I know, best practices is a buzzword that gets hackneyed all over the place. But when you unpack this term, you'll find some pretty powerful ideas. For one thing, it takes you to a place that's principled as well as evidence-based — two extraordinary things to be. I'm not talking about just reading some research studies or trying to do the right thing in a vague sense.

Here's What I Am Talking About

Spell out a set of principles that you have enough conviction in to write down, post in plain view for all to see, and explain in terms a child could understand. The good news is that you don't need to invent these from scratch. When you consider the big picture, a time-honored and battle-tested set of training principles emerges. You can tell you're onto something special if they seem like no-brainers when considered individually, but involve some challenging trade-offs or paradoxes when considered collectively.

Consider the body of evidence. This is no small task because our field is multidisciplinary by nature, and each line of evidence is a work in progress that exists on different levels. This brings me to my next point.

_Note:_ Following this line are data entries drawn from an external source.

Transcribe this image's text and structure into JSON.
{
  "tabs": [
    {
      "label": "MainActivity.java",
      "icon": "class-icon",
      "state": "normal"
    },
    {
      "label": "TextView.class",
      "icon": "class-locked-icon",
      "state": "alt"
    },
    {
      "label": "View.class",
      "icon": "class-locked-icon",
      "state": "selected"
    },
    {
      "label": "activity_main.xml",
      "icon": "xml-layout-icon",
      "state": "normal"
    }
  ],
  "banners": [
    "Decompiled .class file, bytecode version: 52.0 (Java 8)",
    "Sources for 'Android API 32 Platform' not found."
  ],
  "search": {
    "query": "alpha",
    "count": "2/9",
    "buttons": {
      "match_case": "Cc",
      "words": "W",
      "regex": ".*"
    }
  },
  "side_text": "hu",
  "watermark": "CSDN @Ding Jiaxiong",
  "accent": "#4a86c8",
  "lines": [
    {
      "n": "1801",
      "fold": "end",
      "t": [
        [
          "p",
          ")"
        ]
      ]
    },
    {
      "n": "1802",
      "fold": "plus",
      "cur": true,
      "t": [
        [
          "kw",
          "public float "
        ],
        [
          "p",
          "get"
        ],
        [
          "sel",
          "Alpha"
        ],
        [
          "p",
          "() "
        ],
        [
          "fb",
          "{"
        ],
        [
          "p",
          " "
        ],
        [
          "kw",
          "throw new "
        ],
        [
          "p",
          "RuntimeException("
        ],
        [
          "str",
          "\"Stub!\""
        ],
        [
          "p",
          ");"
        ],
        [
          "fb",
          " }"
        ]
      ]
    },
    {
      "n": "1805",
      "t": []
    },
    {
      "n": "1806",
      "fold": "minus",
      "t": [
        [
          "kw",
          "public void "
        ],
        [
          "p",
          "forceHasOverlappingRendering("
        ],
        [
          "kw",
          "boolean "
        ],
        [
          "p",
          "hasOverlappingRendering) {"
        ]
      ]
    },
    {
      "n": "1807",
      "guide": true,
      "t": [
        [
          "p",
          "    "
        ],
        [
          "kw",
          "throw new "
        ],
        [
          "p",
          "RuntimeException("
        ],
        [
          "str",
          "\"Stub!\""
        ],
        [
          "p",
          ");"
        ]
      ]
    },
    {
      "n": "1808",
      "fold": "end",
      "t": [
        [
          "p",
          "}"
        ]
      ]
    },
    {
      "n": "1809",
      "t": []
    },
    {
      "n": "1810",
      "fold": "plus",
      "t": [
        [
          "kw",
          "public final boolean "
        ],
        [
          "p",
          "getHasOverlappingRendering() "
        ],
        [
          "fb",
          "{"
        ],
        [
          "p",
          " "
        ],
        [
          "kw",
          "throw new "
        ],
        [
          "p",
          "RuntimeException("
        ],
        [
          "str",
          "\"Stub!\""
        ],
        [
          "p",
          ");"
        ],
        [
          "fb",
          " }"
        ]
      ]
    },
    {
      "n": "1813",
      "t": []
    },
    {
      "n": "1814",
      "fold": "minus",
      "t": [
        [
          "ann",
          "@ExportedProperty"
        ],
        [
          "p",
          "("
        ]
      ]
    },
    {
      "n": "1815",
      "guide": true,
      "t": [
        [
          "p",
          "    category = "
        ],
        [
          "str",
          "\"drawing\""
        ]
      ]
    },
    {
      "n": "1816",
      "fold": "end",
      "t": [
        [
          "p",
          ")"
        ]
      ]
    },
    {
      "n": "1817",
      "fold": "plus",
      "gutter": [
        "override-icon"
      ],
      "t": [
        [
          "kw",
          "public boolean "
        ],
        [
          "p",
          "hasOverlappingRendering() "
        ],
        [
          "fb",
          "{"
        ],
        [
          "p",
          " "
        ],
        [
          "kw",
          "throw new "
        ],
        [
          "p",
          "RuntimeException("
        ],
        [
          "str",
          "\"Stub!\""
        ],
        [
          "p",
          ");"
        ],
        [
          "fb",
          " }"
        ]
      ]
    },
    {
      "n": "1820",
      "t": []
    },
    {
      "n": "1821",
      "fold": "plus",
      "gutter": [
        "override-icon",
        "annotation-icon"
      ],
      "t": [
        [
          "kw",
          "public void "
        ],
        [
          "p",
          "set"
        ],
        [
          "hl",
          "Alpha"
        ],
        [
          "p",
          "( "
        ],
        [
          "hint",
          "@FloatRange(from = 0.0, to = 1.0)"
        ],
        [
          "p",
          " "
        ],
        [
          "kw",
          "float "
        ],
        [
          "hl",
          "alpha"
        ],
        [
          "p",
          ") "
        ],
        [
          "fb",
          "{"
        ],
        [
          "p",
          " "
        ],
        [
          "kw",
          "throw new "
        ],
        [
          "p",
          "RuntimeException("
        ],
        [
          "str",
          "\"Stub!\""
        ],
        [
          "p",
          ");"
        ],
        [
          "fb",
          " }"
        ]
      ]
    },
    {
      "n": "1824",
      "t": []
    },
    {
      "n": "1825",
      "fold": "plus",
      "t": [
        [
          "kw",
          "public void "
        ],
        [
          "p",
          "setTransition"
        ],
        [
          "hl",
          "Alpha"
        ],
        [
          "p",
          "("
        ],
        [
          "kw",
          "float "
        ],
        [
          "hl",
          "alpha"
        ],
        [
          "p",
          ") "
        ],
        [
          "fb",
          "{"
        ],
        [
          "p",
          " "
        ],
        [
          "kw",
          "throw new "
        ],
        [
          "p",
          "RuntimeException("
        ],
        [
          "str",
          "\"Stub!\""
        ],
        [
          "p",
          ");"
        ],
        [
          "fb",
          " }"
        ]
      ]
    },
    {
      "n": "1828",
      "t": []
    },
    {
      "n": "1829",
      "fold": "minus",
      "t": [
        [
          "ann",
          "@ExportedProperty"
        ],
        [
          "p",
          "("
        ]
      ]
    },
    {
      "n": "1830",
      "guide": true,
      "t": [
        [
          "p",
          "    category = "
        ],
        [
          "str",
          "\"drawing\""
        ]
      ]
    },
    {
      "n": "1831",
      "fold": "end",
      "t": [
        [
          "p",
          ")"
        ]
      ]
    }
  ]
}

Embrace the concept of levels of evidence. Rigorously validated, bulletproof facts are at one end of the continuum; empirical ideas/hypotheses are at the other. There's nothing wrong with empiricism as long as you recognize it as such (in fact, this is where many valuable ideas are generated).

It Gets Even Better

Being principled and evidence-based goes a long way toward filtering out the noise, but there's still a problem: Principles and evidence can be misinterpreted. Indeed for a variety of reasons, they often are. So we need some kind of check-and-balance to keep us from going off the reservation. Fortunately we've got a good one: consensus.

Consensus decision-making is the linchpin of our best practices paradigm. It's not the only way to resolve a problem and it isn't perfect, but for purposes of fine-tuning the baloney detector it's tough to beat. Sound complicated? Here's how straightforward it can be: If two rational people — using evidence and principles as their guide — can look one another in the eye and agree that an idea makes sense, chances are they're on the right track. If they can't agree, chances are someone is veering off. It's that simple.

The state of the art in any discipline is a moving target, so best practices are more than just an operating platform. They are a point of departure for innovation and experimentation. That's especially valuable at the cutting edge where the stakes are highest, but the noise is often loudest. Our goal is to help practitioners improve their signal-to-noise ratio.